→ **TRY IT**
From the entries below, copy every line that holds the word "negotiations".

→ **PROVIDED DATA**
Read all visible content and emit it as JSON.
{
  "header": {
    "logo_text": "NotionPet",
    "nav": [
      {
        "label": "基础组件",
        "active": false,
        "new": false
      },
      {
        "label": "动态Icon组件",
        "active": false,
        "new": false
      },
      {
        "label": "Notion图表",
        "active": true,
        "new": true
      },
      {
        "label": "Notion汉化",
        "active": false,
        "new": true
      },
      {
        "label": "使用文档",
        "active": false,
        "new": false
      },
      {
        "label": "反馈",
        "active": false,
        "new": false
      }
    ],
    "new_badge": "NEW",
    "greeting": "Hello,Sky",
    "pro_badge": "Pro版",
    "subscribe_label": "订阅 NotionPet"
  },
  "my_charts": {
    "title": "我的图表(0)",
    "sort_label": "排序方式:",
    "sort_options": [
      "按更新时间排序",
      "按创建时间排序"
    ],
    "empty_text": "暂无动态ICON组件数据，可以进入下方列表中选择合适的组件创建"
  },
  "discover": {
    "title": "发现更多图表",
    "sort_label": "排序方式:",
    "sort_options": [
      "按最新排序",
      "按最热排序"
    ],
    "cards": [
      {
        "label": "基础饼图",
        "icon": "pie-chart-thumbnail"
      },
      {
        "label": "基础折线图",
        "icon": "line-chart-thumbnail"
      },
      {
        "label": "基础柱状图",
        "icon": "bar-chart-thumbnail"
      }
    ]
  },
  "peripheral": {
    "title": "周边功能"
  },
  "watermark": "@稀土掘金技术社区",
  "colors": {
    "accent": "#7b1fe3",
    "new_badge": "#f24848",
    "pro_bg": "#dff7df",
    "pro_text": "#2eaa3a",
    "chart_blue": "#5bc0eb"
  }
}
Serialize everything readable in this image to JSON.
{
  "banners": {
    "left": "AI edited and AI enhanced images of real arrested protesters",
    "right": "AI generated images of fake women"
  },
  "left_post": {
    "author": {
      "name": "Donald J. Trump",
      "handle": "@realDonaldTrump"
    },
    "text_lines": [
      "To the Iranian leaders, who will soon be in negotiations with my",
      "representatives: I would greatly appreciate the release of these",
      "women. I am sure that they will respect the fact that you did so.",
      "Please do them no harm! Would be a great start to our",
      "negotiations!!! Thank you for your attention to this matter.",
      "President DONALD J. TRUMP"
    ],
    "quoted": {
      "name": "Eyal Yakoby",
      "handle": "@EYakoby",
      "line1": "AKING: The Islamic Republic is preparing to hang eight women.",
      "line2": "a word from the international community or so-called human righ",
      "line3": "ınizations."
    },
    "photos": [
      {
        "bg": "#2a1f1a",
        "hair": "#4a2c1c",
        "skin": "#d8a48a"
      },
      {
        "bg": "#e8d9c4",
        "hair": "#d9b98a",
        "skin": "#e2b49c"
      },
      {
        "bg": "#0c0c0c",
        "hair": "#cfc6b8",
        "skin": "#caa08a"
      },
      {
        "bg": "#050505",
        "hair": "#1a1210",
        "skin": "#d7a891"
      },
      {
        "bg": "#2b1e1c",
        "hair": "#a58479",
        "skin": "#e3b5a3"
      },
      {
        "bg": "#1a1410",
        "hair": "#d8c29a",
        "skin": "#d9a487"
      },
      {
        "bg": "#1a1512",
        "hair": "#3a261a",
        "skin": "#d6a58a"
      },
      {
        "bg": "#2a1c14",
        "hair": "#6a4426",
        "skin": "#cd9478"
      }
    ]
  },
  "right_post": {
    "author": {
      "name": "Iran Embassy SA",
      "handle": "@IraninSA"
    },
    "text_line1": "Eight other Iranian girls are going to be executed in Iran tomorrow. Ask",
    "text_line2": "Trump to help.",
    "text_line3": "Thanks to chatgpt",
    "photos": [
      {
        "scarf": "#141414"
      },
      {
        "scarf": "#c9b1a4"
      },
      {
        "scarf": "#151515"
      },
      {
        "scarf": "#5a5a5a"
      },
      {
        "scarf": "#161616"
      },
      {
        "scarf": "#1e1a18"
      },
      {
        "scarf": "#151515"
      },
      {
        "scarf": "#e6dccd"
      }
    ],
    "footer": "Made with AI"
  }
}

→ **SOLUTION FOR THIS TASK**
      "To the Iranian leaders, who will soon be in negotiations with my",
      "negotiations!!! Thank you for your attention to this matter.",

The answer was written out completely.